What you have to do. Search the records for the word "title" and report each line that has it.

● ● ● ● ● ● ●

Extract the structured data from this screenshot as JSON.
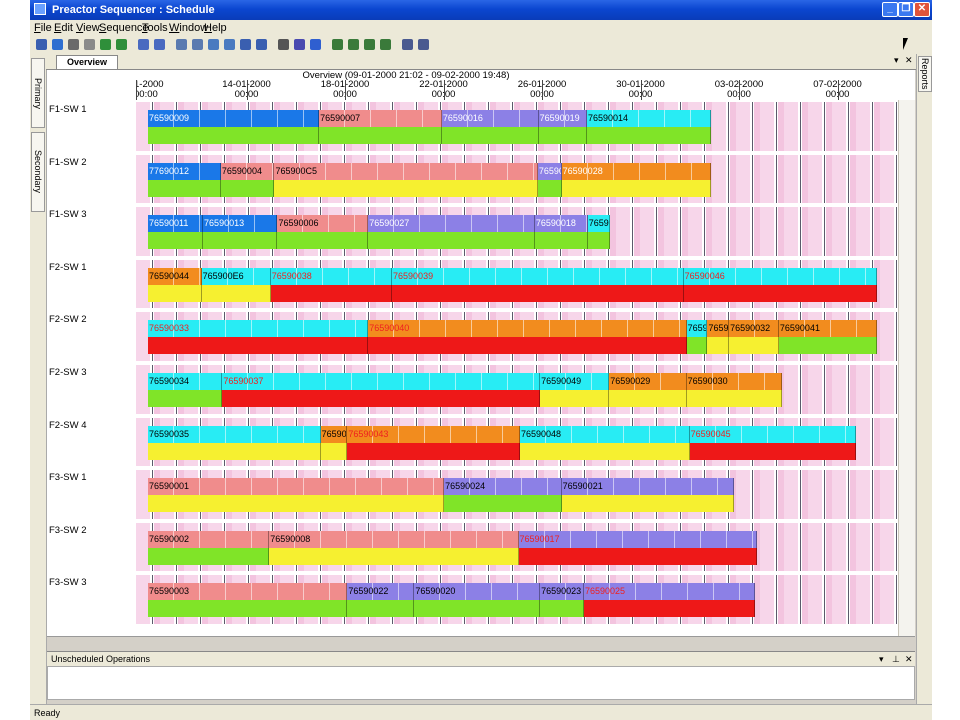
{
  "window": {
    "title": "Preactor Sequencer : Schedule"
  },
  "menu": [
    "File",
    "Edit",
    "View",
    "Sequence",
    "Tools",
    "Window",
    "Help"
  ],
  "toolbar_icons": [
    "new-icon",
    "save-icon",
    "print-icon",
    "preview-icon",
    "globe-icon",
    "check-icon",
    "undo-icon",
    "redo-icon",
    "grid-icon",
    "grid2-icon",
    "chart-icon",
    "chart2-icon",
    "sequence-icon",
    "sequence2-icon",
    "find-icon",
    "options-icon",
    "help-icon",
    "zoom-in-icon",
    "zoom-out-icon",
    "zoom-fit-icon",
    "zoom-reset-icon",
    "layout-icon",
    "layout2-icon"
  ],
  "side_tabs": {
    "primary": "Primary Calendars",
    "secondary": "Secondary Calendars",
    "reports": "Reports"
  },
  "document_tab": "Overview",
  "schedule": {
    "header": "Overview   (09-01-2000 21:02 - 09-02-2000 19:48)",
    "dates": [
      {
        "date": "1-2000",
        "time": "00:00"
      },
      {
        "date": "14-01-2000",
        "time": "00:00"
      },
      {
        "date": "18-01-2000",
        "time": "00:00"
      },
      {
        "date": "22-01-2000",
        "time": "00:00"
      },
      {
        "date": "26-01-2000",
        "time": "00:00"
      },
      {
        "date": "30-01-2000",
        "time": "00:00"
      },
      {
        "date": "03-02-2000",
        "time": "00:00"
      },
      {
        "date": "07-02-2000",
        "time": "00:00"
      }
    ],
    "resources": [
      "F1-SW 1",
      "F1-SW 2",
      "F1-SW 3",
      "F2-SW 1",
      "F2-SW 2",
      "F2-SW 3",
      "F2-SW 4",
      "F3-SW 1",
      "F3-SW 2",
      "F3-SW 3"
    ],
    "colors": {
      "blue": "#1a78e8",
      "salmon": "#f08c8c",
      "purple": "#8c80e6",
      "cyan": "#28ecf4",
      "orange": "#f28c1e",
      "green": "#80e428",
      "yellow": "#f6f030",
      "red": "#ee1818"
    },
    "rows": [
      {
        "bars": [
          {
            "label": "76590009",
            "start": 0.0,
            "end": 0.23,
            "top": "blue",
            "bottom": "green",
            "label_color": "#ffffff"
          },
          {
            "label": "76590007",
            "start": 0.23,
            "end": 0.395,
            "top": "salmon",
            "bottom": "green",
            "label_color": "#000000"
          },
          {
            "label": "76590016",
            "start": 0.395,
            "end": 0.525,
            "top": "purple",
            "bottom": "green",
            "label_color": "#ffffff"
          },
          {
            "label": "76590019",
            "start": 0.525,
            "end": 0.59,
            "top": "purple",
            "bottom": "green",
            "label_color": "#ffffff"
          },
          {
            "label": "76590014",
            "start": 0.59,
            "end": 0.757,
            "top": "cyan",
            "bottom": "green",
            "label_color": "#000000"
          }
        ]
      },
      {
        "bars": [
          {
            "label": "77690012",
            "start": 0.0,
            "end": 0.098,
            "top": "blue",
            "bottom": "green",
            "label_color": "#ffffff"
          },
          {
            "label": "76590004",
            "start": 0.098,
            "end": 0.17,
            "top": "salmon",
            "bottom": "green",
            "label_color": "#000000"
          },
          {
            "label": "765900C5",
            "start": 0.17,
            "end": 0.524,
            "top": "salmon",
            "bottom": "yellow",
            "label_color": "#000000"
          },
          {
            "label": "76590",
            "start": 0.524,
            "end": 0.556,
            "top": "purple",
            "bottom": "green",
            "label_color": "#ffffff"
          },
          {
            "label": "76590028",
            "start": 0.556,
            "end": 0.757,
            "top": "orange",
            "bottom": "yellow",
            "label_color": "#ffffff"
          }
        ]
      },
      {
        "bars": [
          {
            "label": "76590011",
            "start": 0.0,
            "end": 0.074,
            "top": "blue",
            "bottom": "green",
            "label_color": "#ffffff"
          },
          {
            "label": "76590013",
            "start": 0.074,
            "end": 0.174,
            "top": "blue",
            "bottom": "green",
            "label_color": "#ffffff"
          },
          {
            "label": "76590006",
            "start": 0.174,
            "end": 0.296,
            "top": "salmon",
            "bottom": "green",
            "label_color": "#000000"
          },
          {
            "label": "76590027",
            "start": 0.296,
            "end": 0.52,
            "top": "purple",
            "bottom": "green",
            "label_color": "#ffffff"
          },
          {
            "label": "76590018",
            "start": 0.52,
            "end": 0.591,
            "top": "purple",
            "bottom": "green",
            "label_color": "#ffffff"
          },
          {
            "label": "7659",
            "start": 0.591,
            "end": 0.621,
            "top": "cyan",
            "bottom": "green",
            "label_color": "#000000"
          }
        ]
      },
      {
        "bars": [
          {
            "label": "76590044",
            "start": 0.0,
            "end": 0.072,
            "top": "orange",
            "bottom": "yellow",
            "label_color": "#000000"
          },
          {
            "label": "765900E6",
            "start": 0.072,
            "end": 0.165,
            "top": "cyan",
            "bottom": "yellow",
            "label_color": "#000000"
          },
          {
            "label": "76590038",
            "start": 0.165,
            "end": 0.328,
            "top": "cyan",
            "bottom": "red",
            "label_color": "#ee2020"
          },
          {
            "label": "76590039",
            "start": 0.328,
            "end": 0.72,
            "top": "cyan",
            "bottom": "red",
            "label_color": "#ee2020"
          },
          {
            "label": "76590046",
            "start": 0.72,
            "end": 0.98,
            "top": "cyan",
            "bottom": "red",
            "label_color": "#ee2020"
          }
        ]
      },
      {
        "bars": [
          {
            "label": "76590033",
            "start": 0.0,
            "end": 0.296,
            "top": "cyan",
            "bottom": "red",
            "label_color": "#ee2020"
          },
          {
            "label": "76590040",
            "start": 0.296,
            "end": 0.724,
            "top": "orange",
            "bottom": "red",
            "label_color": "#ee2020"
          },
          {
            "label": "7659",
            "start": 0.724,
            "end": 0.752,
            "top": "cyan",
            "bottom": "green",
            "label_color": "#000000"
          },
          {
            "label": "7659",
            "start": 0.752,
            "end": 0.781,
            "top": "orange",
            "bottom": "yellow",
            "label_color": "#000000"
          },
          {
            "label": "76590032",
            "start": 0.781,
            "end": 0.848,
            "top": "orange",
            "bottom": "yellow",
            "label_color": "#000000"
          },
          {
            "label": "76590041",
            "start": 0.848,
            "end": 0.98,
            "top": "orange",
            "bottom": "green",
            "label_color": "#000000"
          }
        ]
      },
      {
        "bars": [
          {
            "label": "76590034",
            "start": 0.0,
            "end": 0.1,
            "top": "cyan",
            "bottom": "green",
            "label_color": "#000000"
          },
          {
            "label": "76590037",
            "start": 0.1,
            "end": 0.527,
            "top": "cyan",
            "bottom": "red",
            "label_color": "#ee2020"
          },
          {
            "label": "76590049",
            "start": 0.527,
            "end": 0.62,
            "top": "cyan",
            "bottom": "yellow",
            "label_color": "#000000"
          },
          {
            "label": "76590029",
            "start": 0.62,
            "end": 0.724,
            "top": "orange",
            "bottom": "yellow",
            "label_color": "#000000"
          },
          {
            "label": "76590030",
            "start": 0.724,
            "end": 0.852,
            "top": "orange",
            "bottom": "yellow",
            "label_color": "#000000"
          }
        ]
      },
      {
        "bars": [
          {
            "label": "76590035",
            "start": 0.0,
            "end": 0.232,
            "top": "cyan",
            "bottom": "yellow",
            "label_color": "#000000"
          },
          {
            "label": "76590",
            "start": 0.232,
            "end": 0.268,
            "top": "orange",
            "bottom": "yellow",
            "label_color": "#000000"
          },
          {
            "label": "76590043",
            "start": 0.268,
            "end": 0.5,
            "top": "orange",
            "bottom": "red",
            "label_color": "#ee2020"
          },
          {
            "label": "76590048",
            "start": 0.5,
            "end": 0.728,
            "top": "cyan",
            "bottom": "yellow",
            "label_color": "#000000"
          },
          {
            "label": "76590045",
            "start": 0.728,
            "end": 0.951,
            "top": "cyan",
            "bottom": "red",
            "label_color": "#ee2020"
          }
        ]
      },
      {
        "bars": [
          {
            "label": "76590001",
            "start": 0.0,
            "end": 0.398,
            "top": "salmon",
            "bottom": "yellow",
            "label_color": "#000000"
          },
          {
            "label": "76590024",
            "start": 0.398,
            "end": 0.556,
            "top": "purple",
            "bottom": "green",
            "label_color": "#000000"
          },
          {
            "label": "76590021",
            "start": 0.556,
            "end": 0.787,
            "top": "purple",
            "bottom": "yellow",
            "label_color": "#000000"
          }
        ]
      },
      {
        "bars": [
          {
            "label": "76590002",
            "start": 0.0,
            "end": 0.163,
            "top": "salmon",
            "bottom": "green",
            "label_color": "#000000"
          },
          {
            "label": "76590008",
            "start": 0.163,
            "end": 0.498,
            "top": "salmon",
            "bottom": "yellow",
            "label_color": "#000000"
          },
          {
            "label": "76590017",
            "start": 0.498,
            "end": 0.819,
            "top": "purple",
            "bottom": "red",
            "label_color": "#ee2020"
          }
        ]
      },
      {
        "bars": [
          {
            "label": "76590003",
            "start": 0.0,
            "end": 0.268,
            "top": "salmon",
            "bottom": "green",
            "label_color": "#000000"
          },
          {
            "label": "76590022",
            "start": 0.268,
            "end": 0.358,
            "top": "purple",
            "bottom": "green",
            "label_color": "#000000"
          },
          {
            "label": "76590020",
            "start": 0.358,
            "end": 0.527,
            "top": "purple",
            "bottom": "green",
            "label_color": "#000000"
          },
          {
            "label": "76590023",
            "start": 0.527,
            "end": 0.586,
            "top": "purple",
            "bottom": "green",
            "label_color": "#000000"
          },
          {
            "label": "76590025",
            "start": 0.586,
            "end": 0.816,
            "top": "purple",
            "bottom": "red",
            "label_color": "#ee2020"
          }
        ]
      }
    ]
  },
  "unscheduled": {
    "title": "Unscheduled Operations"
  },
  "status": {
    "text": "Ready"
  }
}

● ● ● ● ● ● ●

Expected answer.
    "title": "Preactor Sequencer : Schedule"
    "title": "Unscheduled Operations"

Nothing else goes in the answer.